Figure 2. A) 5-(6)-carboxy-2’,7’-dichlorofluorescein diacetate (CDFDA) staining of TCS highlights bile canaliculi at day 22. B) Table of 24- and 96-well formats of TCS with number of cells seeded and correct number of cells attached determined by cytokeratin-18 staining in conjunction with 4′,6-diamidino-2-phenylindole (DAPI)

Experimental Methods

  • Assess basic functionality of the TCS and culture establishment

  • Compare 24-well and 96-well formats

  • Monitor hepatic health by measuring albumin and lactate dehydrogenase (LDH) production for 24 hrs at each timepoint over 31 days

    • Albumin was detected using Abcam Human Albumin Simple Step Elisa® Kit

    • LDH was detected using Promega LDH-Glo Cytotoxicity® Kit

  • Assess CYP and UGT activity by administering test compound and monitoring metabolite formation over a 60-min incubation over 31-days

    • Metabolites were quantified using LC-MS/MS

    • Activity rates were compared to that of suspended hepatocyte (same donor lot) incubated at 0.5 million cells/mL

Table 1. CYP and UGT enzymes tested with specific probe substrates indicated.
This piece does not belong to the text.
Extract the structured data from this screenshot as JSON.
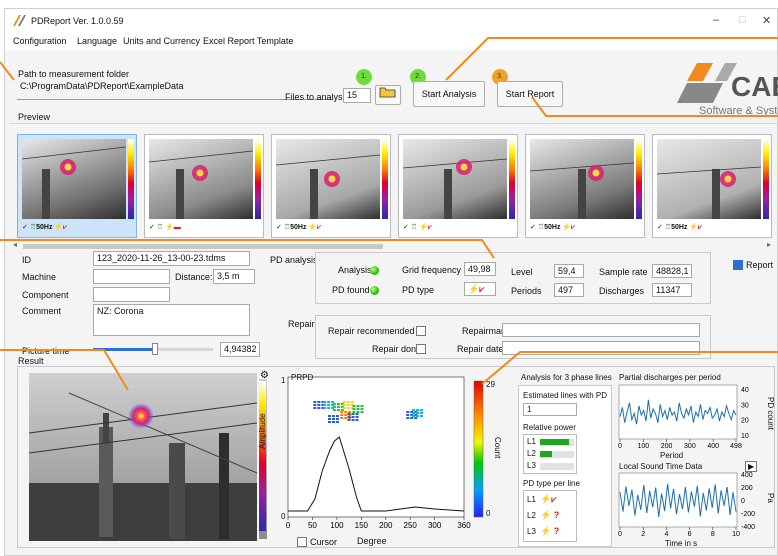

Reactions were quantified by monitoring metabolite formation over 30 minutes in suspended hepatocytes, 24-well, and 96-well TCS formats.


Hepatic Function
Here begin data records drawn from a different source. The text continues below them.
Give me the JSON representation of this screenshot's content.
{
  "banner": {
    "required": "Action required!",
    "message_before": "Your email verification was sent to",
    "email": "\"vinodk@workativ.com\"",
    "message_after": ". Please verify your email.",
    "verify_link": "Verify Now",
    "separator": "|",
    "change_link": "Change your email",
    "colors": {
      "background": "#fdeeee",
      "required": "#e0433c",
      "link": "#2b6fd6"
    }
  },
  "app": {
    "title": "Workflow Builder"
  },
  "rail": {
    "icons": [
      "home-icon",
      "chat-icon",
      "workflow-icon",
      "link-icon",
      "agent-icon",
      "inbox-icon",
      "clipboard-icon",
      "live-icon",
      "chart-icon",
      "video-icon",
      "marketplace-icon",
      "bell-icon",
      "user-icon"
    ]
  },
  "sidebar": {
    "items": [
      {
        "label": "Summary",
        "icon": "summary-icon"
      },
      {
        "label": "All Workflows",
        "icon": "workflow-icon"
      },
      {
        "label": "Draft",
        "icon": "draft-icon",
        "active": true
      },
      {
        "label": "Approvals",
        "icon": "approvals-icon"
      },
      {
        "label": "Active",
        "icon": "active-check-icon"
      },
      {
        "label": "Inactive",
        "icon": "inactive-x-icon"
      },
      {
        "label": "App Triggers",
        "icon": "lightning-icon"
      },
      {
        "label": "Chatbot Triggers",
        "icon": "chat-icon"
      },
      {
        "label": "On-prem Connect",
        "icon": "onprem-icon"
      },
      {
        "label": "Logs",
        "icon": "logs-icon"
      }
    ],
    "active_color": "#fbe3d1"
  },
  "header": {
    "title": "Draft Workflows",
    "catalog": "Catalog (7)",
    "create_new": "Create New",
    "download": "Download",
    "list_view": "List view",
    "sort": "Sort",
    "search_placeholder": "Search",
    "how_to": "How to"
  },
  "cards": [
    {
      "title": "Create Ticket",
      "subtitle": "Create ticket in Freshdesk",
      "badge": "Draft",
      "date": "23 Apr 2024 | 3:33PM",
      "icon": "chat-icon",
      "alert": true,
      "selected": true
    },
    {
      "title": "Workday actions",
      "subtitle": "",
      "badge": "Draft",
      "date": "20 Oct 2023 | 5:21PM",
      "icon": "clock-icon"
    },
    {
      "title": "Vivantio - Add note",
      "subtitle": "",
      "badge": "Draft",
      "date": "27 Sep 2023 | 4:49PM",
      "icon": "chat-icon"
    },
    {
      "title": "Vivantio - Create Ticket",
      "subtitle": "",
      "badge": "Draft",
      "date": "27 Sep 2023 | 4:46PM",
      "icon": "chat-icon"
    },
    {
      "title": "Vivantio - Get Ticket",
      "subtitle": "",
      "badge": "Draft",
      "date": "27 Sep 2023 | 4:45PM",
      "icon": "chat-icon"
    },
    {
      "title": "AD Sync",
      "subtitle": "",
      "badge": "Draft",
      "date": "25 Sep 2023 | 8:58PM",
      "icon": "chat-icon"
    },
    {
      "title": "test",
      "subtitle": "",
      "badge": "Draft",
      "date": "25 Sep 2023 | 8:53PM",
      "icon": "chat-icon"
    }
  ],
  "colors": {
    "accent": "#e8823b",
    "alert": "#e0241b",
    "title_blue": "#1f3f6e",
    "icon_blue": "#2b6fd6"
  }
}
Figure 4. A-F) Microscopy images of TCS 96-well format days 1-24 at 10X. G-L) Microscopy images of TCS 24-well format days 1-24 at 10X.
Figure 5. Albumin secretion over a 24 h period for each time point for the 96-well format TCS.
Figure 6. LDH secretion over a 24 h period for each time point for the 96-well format TCS.

Assessment of CYP and UGT enzyme activity over 31 days
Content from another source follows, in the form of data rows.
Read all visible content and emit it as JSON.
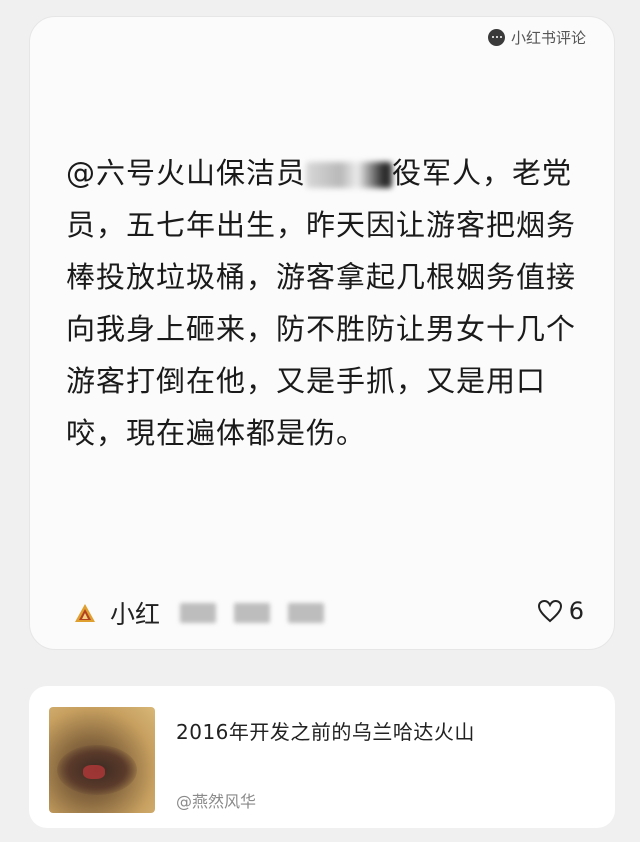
{
  "comment": {
    "source_label": "小红书评论",
    "text_before": "@六号火山保洁员",
    "text_after": "役军人，老党员，五七年出生，昨天因让游客把烟务棒投放垃圾桶，游客拿起几根姻务值接向我身上砸来，防不胜防让男女十几个游客打倒在他，又是手抓，又是用口咬，現在遍体都是伤。",
    "author_name": "小红",
    "like_count": "6",
    "icons": {
      "source": "chat-bubble-icon",
      "avatar": "mountain-icon",
      "like": "heart-icon"
    }
  },
  "link_card": {
    "title": "2016年开发之前的乌兰哈达火山",
    "source": "@燕然风华",
    "icons": {
      "thumbnail": "volcano-photo"
    }
  },
  "colors": {
    "background": "#f0f0f1",
    "card": "#fbfbfb",
    "text": "#1a1a1a",
    "muted": "#8a8a8a"
  }
}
Figure 7. Assessment of activity of major CYP and UGT enzymes in the TCS plated in both 24- and 96-well formats over 31 days. Activity rates were compared to that of suspended hepatocytes utilizing the same lot of hepatocytes over a 30 min incubation. Media was changed every 48 hours, and on specified day media was removed and replaced with media containing probe substrate. Metabolite formation was monitored at 0, 15, 30 and 60 min. Control plates containing only feeder cells showed no metabolite formation (data not shown). A) phenacetin at 80 µM, B) diclofenac at 20 µM, C) midazolam at 15 µM, D) dextromethorphan at 70 µM, E) azidothymidine at 50 µM, F) estradiol at 50 µM.


  • TCS hepatocytes generally appeared healthy and exhibited high levels of albumin secretion and low levels of LDH production for ~4 weeks.

  • Hepatocytes in both 24-well and 96-well formats maintained CYP activity that was generally comparable to that of suspended hepatocytes for as long as 31 days in culture.

  • CYP activity was consistent over 31 days in the 24-well format. In the 96-well format, CYP activity was stable over 21 days but dropped by day 28 and 31. Feeder cells showed no metabolism of tested CYP and UGT probes indicating that metabolism was due to hepatocyte metabolism.

  • UGT activity was higher in TCS when compared to suspension hepatocytes, but also more variable when compared to CYP activity.